__AVAILABLE RECORDS__
⟨

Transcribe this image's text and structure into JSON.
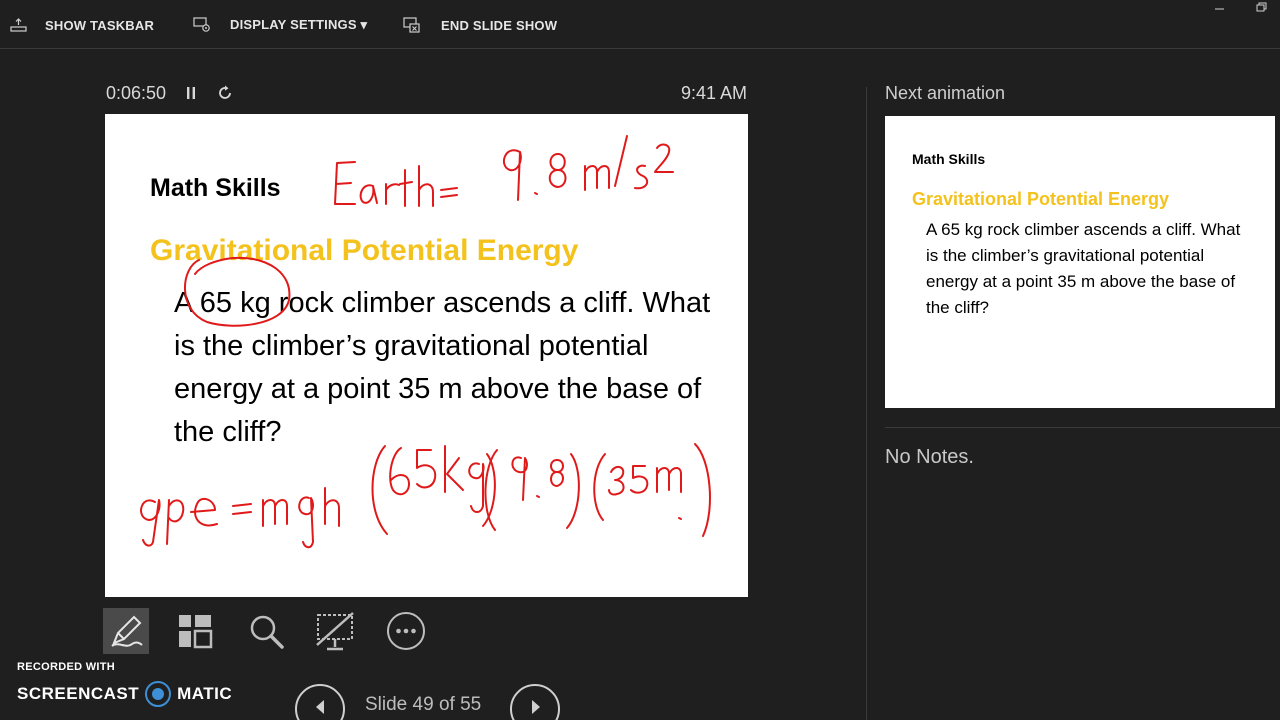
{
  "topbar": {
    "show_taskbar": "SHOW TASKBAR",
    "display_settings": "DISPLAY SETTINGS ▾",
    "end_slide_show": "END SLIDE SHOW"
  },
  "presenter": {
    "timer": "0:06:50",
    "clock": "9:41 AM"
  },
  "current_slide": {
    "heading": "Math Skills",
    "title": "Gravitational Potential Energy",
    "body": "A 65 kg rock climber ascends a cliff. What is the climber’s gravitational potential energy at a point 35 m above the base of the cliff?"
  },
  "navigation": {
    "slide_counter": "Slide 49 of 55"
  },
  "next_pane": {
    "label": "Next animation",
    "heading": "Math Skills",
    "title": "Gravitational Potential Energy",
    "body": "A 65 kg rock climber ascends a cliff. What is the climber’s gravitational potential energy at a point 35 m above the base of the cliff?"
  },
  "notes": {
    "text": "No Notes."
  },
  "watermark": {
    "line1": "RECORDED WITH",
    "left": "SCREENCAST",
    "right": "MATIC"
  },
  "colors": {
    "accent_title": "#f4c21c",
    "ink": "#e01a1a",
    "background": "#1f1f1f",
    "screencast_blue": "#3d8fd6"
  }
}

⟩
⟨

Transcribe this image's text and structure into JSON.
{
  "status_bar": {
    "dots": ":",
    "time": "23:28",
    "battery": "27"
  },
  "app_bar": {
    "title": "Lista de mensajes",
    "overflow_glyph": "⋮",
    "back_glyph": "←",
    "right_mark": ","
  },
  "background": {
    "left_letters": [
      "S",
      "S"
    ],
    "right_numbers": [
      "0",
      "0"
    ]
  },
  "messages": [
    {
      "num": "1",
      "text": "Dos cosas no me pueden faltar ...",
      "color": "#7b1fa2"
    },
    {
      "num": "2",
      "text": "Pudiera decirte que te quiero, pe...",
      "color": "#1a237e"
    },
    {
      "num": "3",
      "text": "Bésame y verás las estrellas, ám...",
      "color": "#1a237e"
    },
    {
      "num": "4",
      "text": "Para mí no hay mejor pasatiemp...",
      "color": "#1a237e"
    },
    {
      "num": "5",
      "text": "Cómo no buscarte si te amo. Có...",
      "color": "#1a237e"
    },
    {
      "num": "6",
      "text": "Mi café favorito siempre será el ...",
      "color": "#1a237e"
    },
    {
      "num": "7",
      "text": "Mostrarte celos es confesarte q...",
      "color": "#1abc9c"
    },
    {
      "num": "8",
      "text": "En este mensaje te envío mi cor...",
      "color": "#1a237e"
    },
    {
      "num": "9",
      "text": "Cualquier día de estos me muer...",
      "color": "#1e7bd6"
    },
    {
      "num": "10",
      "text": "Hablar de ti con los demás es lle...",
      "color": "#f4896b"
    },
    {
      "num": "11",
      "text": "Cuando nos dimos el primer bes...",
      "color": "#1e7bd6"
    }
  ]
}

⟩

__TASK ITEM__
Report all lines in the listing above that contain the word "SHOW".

__RESPONSE TO THIS EXERCISE__
    "show_taskbar": "SHOW TASKBAR",
    "end_slide_show": "END SLIDE SHOW"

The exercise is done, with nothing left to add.